Find how many lines in the material below contain the word "folder" and give only that number.

_Data for the task_.
:::::
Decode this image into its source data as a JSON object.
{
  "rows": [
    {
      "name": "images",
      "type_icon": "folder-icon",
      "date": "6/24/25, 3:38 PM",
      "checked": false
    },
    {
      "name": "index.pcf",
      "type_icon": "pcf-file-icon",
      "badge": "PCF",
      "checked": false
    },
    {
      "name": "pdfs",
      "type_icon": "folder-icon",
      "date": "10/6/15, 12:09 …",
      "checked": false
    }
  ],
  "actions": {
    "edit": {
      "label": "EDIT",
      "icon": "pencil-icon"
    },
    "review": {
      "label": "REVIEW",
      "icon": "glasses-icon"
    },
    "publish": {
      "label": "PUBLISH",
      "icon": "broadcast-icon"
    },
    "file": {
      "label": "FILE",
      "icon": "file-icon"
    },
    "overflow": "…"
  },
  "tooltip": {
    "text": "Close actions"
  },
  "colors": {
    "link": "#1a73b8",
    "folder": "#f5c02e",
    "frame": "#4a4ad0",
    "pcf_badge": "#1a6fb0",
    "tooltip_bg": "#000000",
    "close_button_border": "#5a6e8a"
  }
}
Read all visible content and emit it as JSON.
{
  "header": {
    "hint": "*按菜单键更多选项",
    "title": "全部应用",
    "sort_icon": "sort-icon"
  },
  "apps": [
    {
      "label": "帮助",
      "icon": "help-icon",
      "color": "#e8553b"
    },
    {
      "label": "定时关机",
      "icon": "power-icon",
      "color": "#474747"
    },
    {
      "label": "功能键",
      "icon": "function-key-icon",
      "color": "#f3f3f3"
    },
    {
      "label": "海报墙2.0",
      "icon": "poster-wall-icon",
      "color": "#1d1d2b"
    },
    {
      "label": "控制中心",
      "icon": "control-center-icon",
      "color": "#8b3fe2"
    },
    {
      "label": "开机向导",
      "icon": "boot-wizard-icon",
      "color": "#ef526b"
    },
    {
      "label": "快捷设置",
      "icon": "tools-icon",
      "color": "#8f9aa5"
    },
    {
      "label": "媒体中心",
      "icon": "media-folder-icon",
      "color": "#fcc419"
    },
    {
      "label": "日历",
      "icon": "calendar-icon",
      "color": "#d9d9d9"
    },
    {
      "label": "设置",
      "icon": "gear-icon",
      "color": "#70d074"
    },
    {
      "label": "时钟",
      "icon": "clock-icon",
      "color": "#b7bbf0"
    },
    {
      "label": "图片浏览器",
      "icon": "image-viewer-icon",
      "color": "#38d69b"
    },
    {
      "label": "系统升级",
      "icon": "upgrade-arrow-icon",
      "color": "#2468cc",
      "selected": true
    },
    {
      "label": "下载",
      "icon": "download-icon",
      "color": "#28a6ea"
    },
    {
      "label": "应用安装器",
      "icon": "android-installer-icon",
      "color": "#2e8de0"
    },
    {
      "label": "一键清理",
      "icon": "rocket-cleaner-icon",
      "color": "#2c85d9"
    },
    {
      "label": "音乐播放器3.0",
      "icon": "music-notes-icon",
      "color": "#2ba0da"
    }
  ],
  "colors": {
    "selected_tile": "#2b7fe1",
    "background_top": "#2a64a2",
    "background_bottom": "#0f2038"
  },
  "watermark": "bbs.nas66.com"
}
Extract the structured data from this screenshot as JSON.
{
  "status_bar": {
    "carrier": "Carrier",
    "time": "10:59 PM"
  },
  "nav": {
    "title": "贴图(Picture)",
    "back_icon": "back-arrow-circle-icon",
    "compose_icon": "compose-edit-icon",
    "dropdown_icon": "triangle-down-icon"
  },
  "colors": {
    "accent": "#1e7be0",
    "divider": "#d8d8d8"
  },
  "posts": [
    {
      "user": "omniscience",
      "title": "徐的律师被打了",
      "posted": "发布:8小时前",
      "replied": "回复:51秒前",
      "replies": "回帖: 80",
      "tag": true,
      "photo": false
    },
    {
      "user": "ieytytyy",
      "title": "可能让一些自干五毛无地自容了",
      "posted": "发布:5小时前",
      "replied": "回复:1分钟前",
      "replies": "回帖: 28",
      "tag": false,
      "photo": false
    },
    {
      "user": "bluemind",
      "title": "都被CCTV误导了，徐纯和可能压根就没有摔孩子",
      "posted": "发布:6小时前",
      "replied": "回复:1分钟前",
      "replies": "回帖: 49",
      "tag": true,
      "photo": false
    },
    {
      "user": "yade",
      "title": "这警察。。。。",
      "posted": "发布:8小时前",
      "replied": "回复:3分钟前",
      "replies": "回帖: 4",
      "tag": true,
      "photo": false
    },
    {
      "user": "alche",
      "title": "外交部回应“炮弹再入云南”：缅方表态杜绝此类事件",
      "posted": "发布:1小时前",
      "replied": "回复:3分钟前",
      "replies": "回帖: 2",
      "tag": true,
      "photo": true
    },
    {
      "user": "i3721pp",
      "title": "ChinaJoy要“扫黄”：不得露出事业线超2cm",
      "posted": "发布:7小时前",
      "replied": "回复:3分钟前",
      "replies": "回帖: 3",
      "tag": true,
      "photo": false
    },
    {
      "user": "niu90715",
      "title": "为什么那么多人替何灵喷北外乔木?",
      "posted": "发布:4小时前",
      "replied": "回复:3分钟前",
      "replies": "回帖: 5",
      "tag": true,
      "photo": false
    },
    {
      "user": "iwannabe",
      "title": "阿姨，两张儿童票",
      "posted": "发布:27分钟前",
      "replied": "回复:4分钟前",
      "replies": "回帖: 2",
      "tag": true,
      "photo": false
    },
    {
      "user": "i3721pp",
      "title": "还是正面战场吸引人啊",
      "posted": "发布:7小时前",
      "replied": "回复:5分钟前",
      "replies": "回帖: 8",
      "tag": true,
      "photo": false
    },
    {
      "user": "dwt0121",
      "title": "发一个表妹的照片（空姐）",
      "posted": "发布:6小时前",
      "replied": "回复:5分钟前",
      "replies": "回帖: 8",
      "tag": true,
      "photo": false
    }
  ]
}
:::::
_Exercise response_. 4